= What you will do =
Only the lines from the one with "What data populates" through the final line below belong in the answer, copied exactly and without pictures.

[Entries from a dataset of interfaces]
"""

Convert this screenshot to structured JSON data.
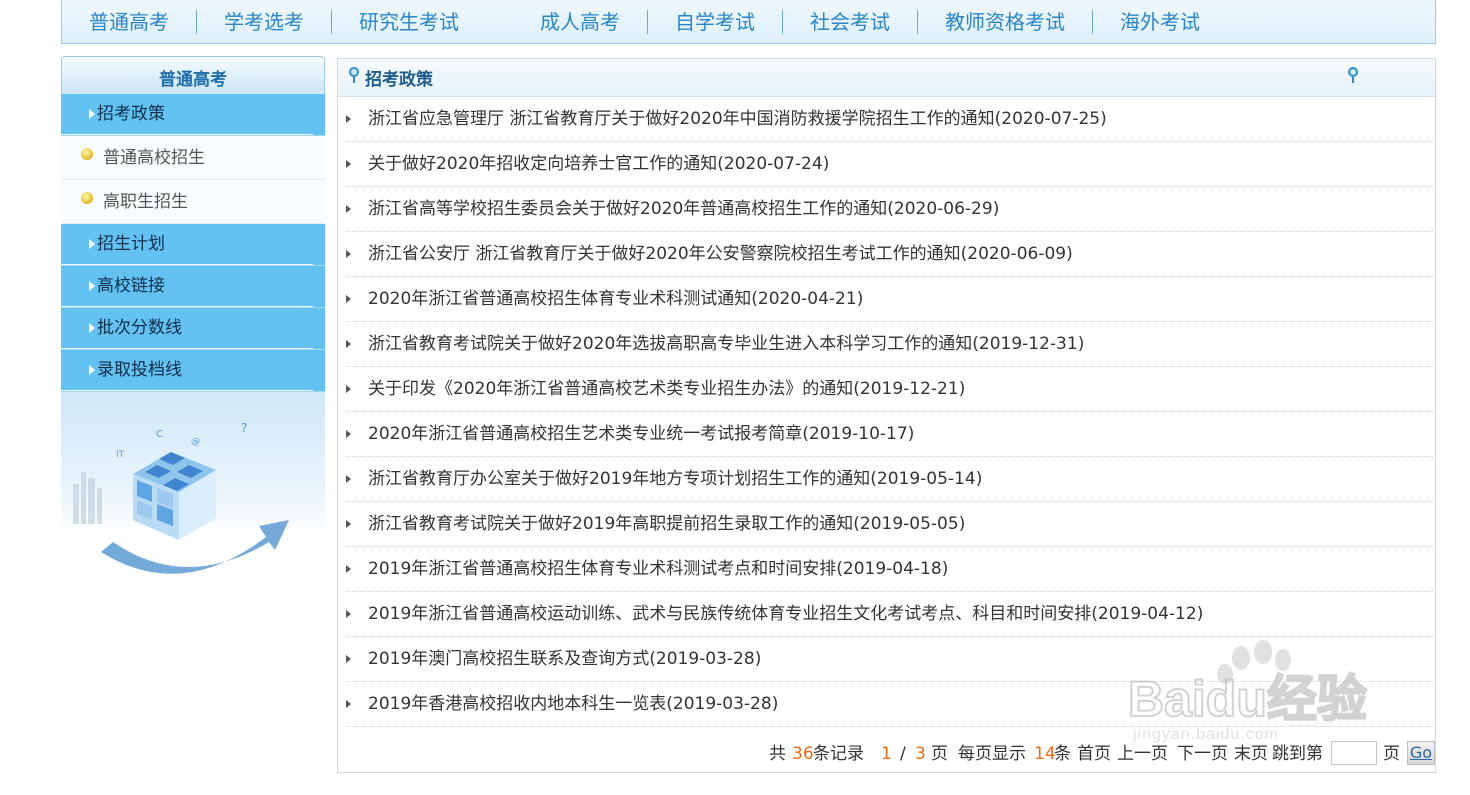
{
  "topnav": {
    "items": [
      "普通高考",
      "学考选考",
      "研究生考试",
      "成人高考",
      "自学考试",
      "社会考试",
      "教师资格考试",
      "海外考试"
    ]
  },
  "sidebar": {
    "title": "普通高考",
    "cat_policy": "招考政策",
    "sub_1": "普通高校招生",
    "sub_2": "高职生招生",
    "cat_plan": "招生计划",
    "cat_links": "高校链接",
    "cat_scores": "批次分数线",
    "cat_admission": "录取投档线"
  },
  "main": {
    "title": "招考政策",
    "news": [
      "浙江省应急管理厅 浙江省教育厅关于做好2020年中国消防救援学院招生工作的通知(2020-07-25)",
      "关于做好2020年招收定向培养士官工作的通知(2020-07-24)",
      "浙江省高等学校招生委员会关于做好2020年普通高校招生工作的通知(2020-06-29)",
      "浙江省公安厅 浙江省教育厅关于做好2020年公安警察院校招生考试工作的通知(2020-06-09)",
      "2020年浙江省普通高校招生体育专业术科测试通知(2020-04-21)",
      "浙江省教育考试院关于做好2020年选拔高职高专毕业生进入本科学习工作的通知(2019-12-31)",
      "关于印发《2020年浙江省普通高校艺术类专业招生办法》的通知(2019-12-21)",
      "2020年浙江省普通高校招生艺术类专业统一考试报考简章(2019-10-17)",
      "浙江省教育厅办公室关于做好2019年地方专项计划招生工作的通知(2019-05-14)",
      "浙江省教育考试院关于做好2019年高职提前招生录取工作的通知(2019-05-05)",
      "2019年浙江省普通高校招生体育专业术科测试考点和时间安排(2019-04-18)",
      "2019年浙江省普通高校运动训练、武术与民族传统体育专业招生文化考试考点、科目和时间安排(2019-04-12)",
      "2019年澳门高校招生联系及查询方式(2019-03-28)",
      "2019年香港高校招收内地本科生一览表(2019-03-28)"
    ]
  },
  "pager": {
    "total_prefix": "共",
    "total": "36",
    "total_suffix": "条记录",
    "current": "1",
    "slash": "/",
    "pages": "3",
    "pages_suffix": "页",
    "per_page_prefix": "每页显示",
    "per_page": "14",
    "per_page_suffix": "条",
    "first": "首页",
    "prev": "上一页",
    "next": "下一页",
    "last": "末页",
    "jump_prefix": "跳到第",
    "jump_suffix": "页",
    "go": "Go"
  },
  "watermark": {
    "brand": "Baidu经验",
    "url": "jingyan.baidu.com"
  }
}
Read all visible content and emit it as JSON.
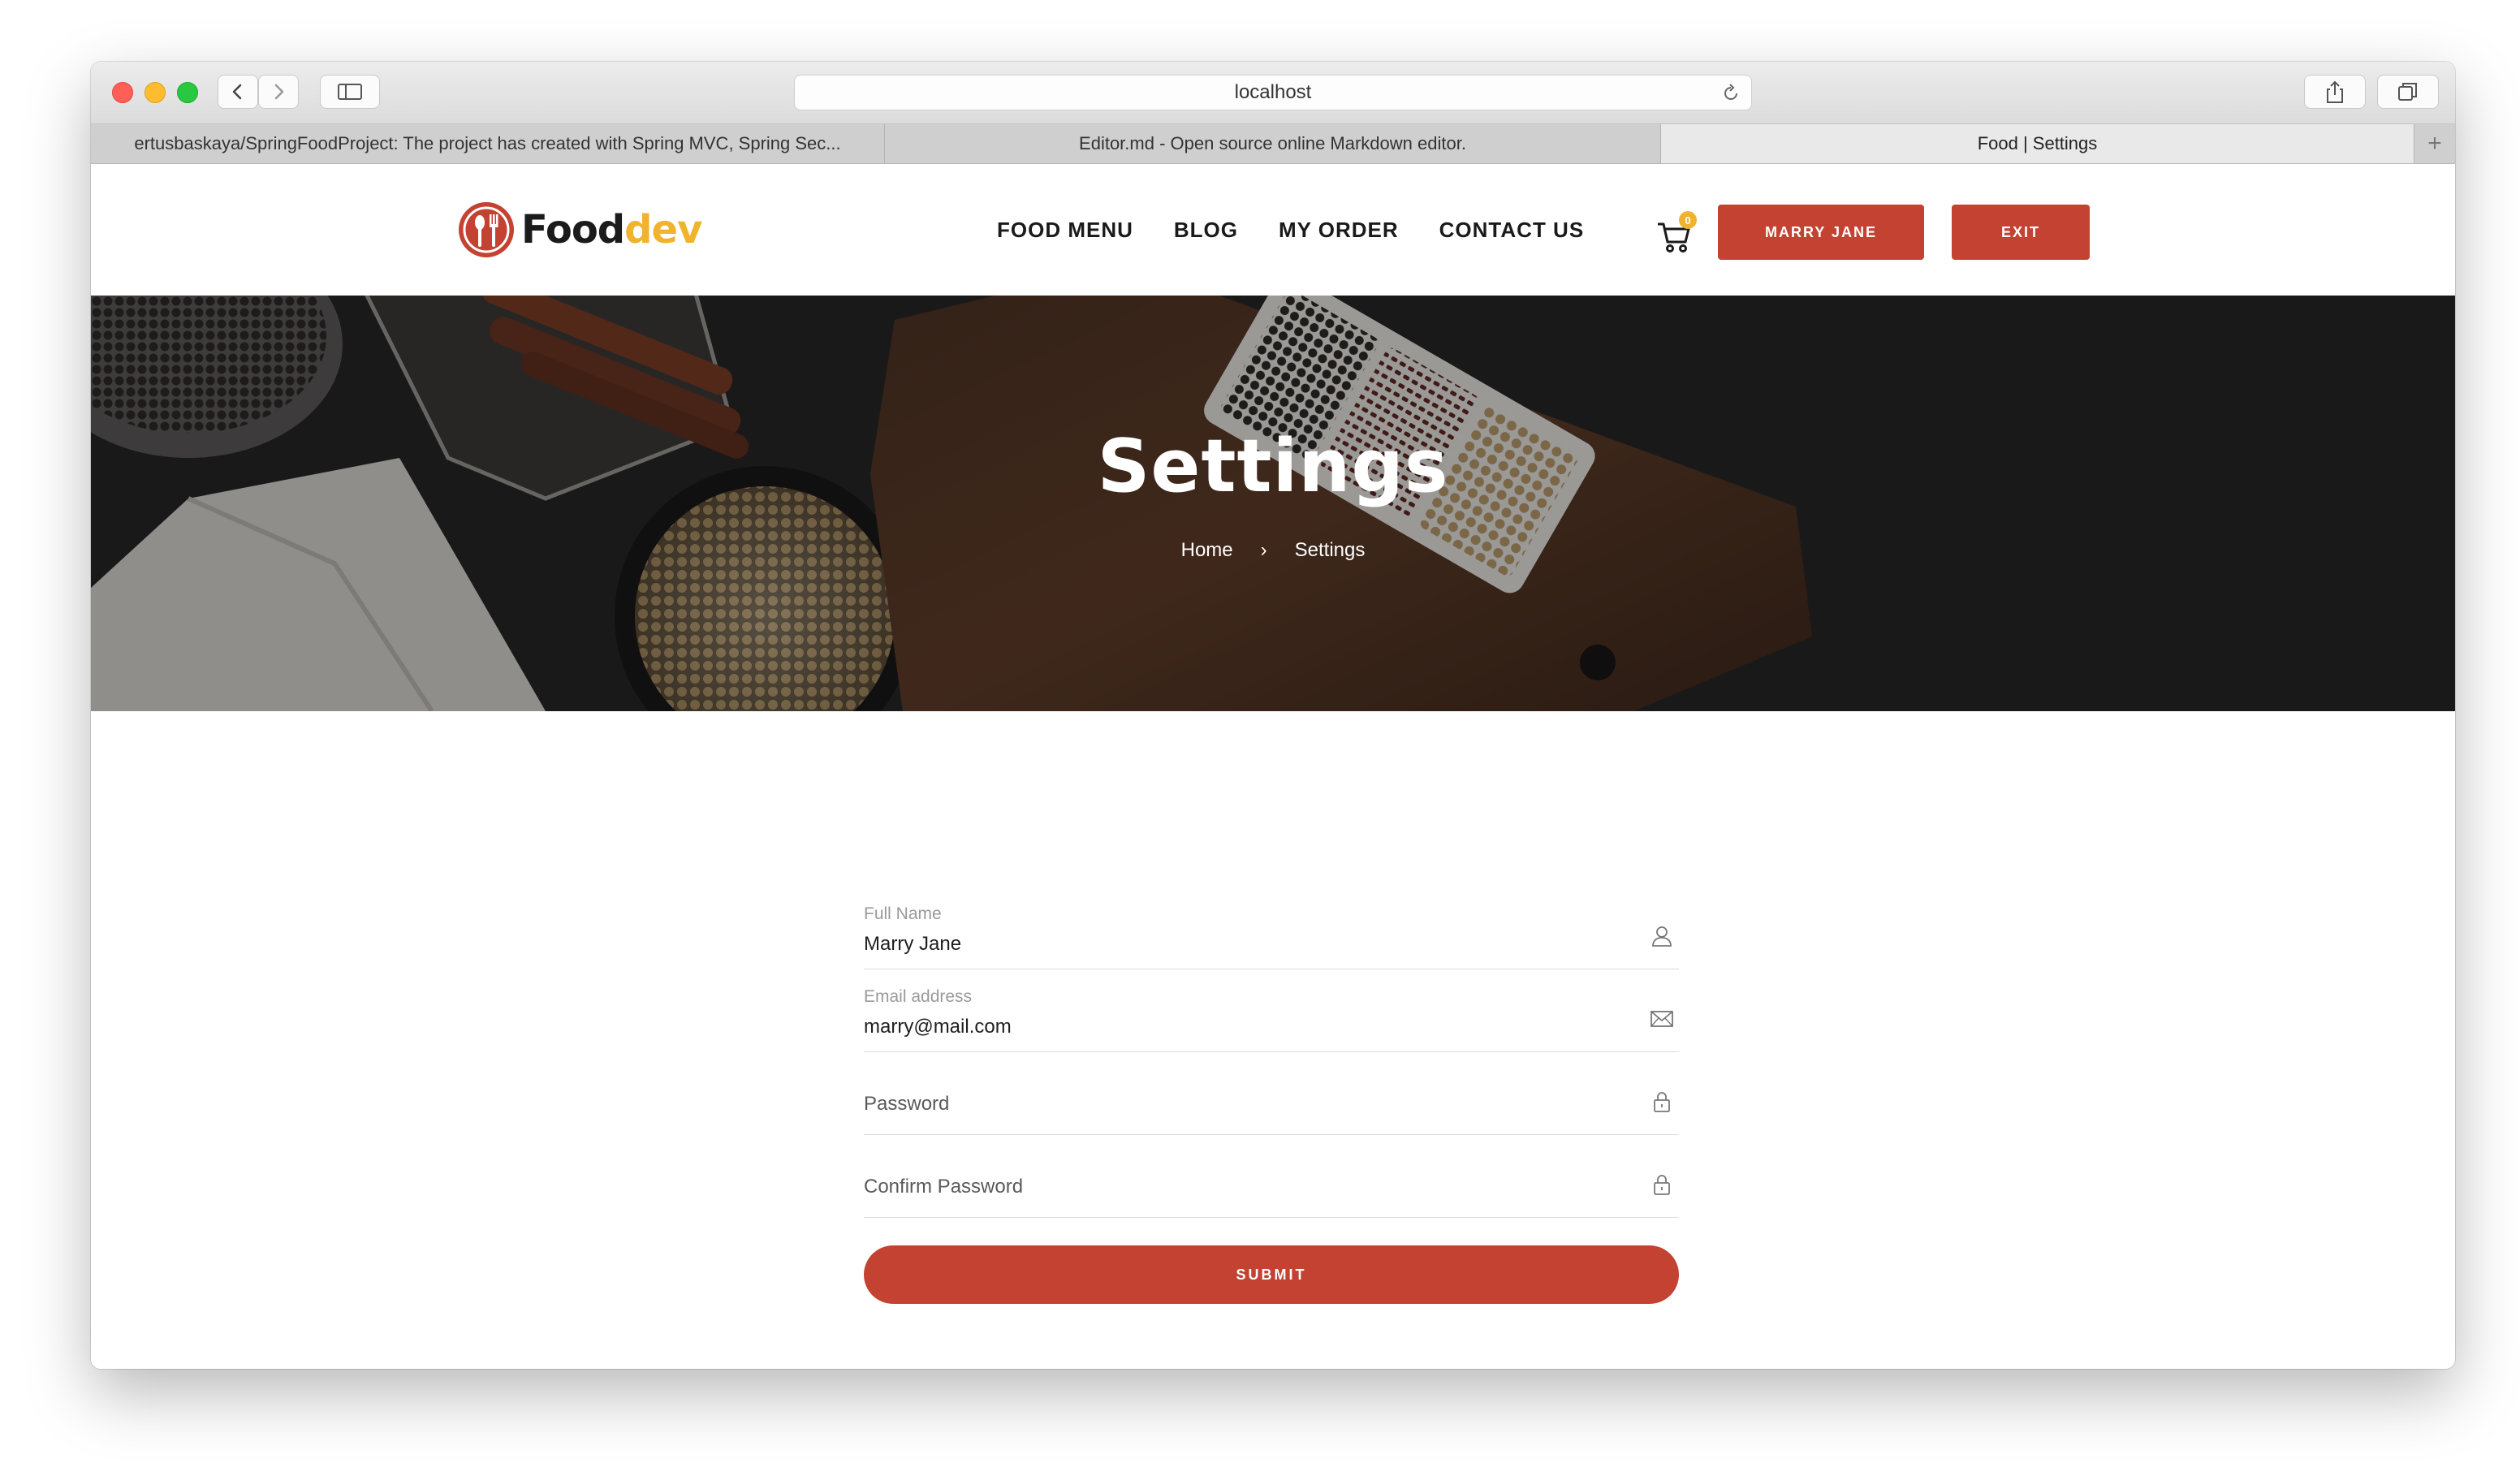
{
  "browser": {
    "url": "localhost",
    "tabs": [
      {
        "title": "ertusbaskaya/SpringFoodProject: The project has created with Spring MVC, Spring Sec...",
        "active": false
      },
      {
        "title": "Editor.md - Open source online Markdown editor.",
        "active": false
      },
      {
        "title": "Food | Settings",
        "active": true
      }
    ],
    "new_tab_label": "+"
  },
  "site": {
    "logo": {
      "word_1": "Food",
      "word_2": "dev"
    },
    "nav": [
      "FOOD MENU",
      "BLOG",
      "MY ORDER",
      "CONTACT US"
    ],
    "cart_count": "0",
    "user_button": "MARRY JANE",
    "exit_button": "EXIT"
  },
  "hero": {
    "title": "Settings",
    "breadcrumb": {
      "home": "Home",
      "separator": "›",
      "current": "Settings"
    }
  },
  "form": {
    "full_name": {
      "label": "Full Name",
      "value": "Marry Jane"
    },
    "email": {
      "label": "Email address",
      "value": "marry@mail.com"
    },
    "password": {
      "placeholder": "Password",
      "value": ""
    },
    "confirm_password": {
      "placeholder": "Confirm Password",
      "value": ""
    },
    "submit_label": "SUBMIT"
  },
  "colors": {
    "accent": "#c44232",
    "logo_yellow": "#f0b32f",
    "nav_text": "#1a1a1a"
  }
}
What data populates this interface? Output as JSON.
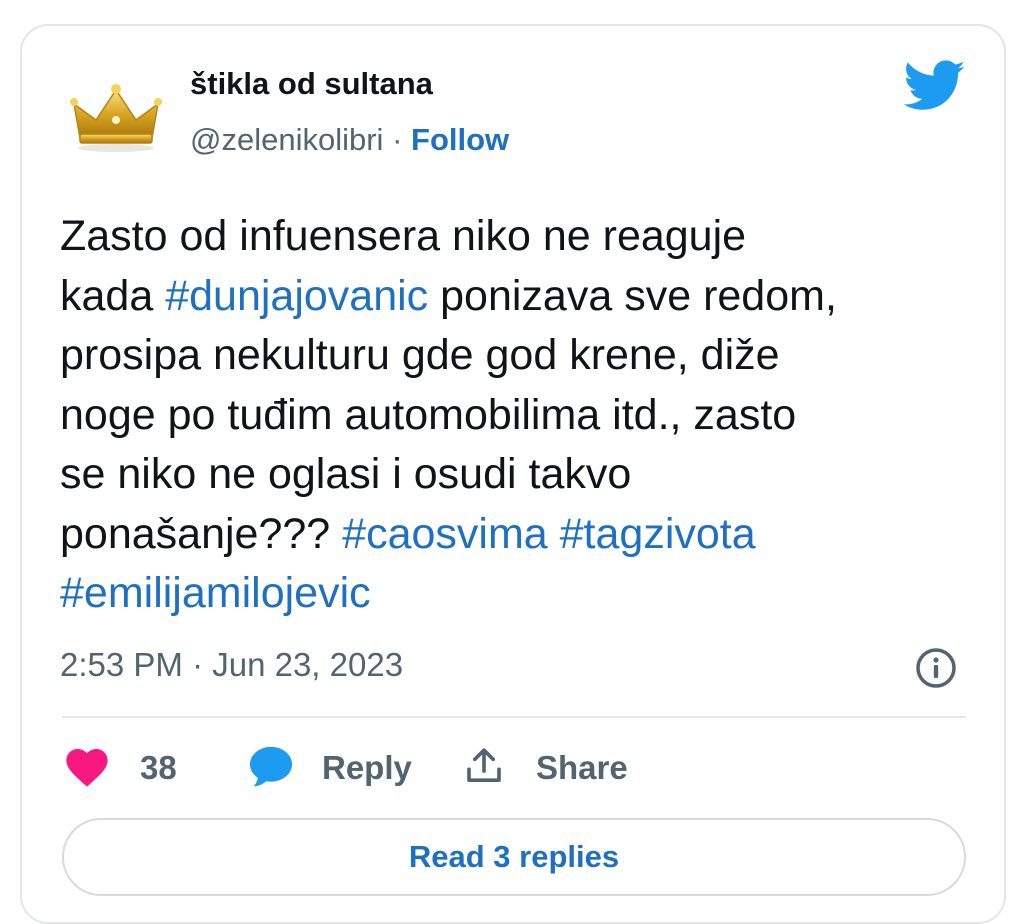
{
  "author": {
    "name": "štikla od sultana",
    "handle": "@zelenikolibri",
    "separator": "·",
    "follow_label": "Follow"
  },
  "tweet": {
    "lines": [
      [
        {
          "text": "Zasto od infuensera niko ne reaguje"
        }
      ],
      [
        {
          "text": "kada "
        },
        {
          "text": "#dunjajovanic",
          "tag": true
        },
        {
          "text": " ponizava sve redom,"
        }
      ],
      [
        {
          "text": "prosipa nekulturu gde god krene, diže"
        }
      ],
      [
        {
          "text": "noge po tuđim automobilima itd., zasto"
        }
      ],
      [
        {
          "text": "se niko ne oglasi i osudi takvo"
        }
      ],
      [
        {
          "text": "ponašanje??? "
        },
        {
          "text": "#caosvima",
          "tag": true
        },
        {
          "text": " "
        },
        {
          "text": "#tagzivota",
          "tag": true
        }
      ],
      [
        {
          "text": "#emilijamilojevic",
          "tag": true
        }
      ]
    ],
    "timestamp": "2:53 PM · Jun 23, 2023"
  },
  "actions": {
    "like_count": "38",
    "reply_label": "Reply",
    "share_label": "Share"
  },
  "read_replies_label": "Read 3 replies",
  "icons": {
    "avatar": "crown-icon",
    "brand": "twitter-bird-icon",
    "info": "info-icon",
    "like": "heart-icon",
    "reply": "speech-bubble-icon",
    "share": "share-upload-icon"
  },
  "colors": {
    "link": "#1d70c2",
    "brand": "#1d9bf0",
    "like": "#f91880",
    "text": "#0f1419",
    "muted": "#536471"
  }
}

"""

= Answer box =
What data populates this interface? Output as JSON.
{
  "author": {
    "name": "štikla od sultana",
    "handle": "@zelenikolibri",
    "separator": "·",
    "follow_label": "Follow"
  },
  "tweet": {
    "lines": [
      [
        {
          "text": "Zasto od infuensera niko ne reaguje"
        }
      ],
      [
        {
          "text": "kada "
        },
        {
          "text": "#dunjajovanic",
          "tag": true
        },
        {
          "text": " ponizava sve redom,"
        }
      ],
      [
        {
          "text": "prosipa nekulturu gde god krene, diže"
        }
      ],
      [
        {
          "text": "noge po tuđim automobilima itd., zasto"
        }
      ],
      [
        {
          "text": "se niko ne oglasi i osudi takvo"
        }
      ],
      [
        {
          "text": "ponašanje??? "
        },
        {
          "text": "#caosvima",
          "tag": true
        },
        {
          "text": " "
        },
        {
          "text": "#tagzivota",
          "tag": true
        }
      ],
      [
        {
          "text": "#emilijamilojevic",
          "tag": true
        }
      ]
    ],
    "timestamp": "2:53 PM · Jun 23, 2023"
  },
  "actions": {
    "like_count": "38",
    "reply_label": "Reply",
    "share_label": "Share"
  },
  "read_replies_label": "Read 3 replies",
  "icons": {
    "avatar": "crown-icon",
    "brand": "twitter-bird-icon",
    "info": "info-icon",
    "like": "heart-icon",
    "reply": "speech-bubble-icon",
    "share": "share-upload-icon"
  },
  "colors": {
    "link": "#1d70c2",
    "brand": "#1d9bf0",
    "like": "#f91880",
    "text": "#0f1419",
    "muted": "#536471"
  }
}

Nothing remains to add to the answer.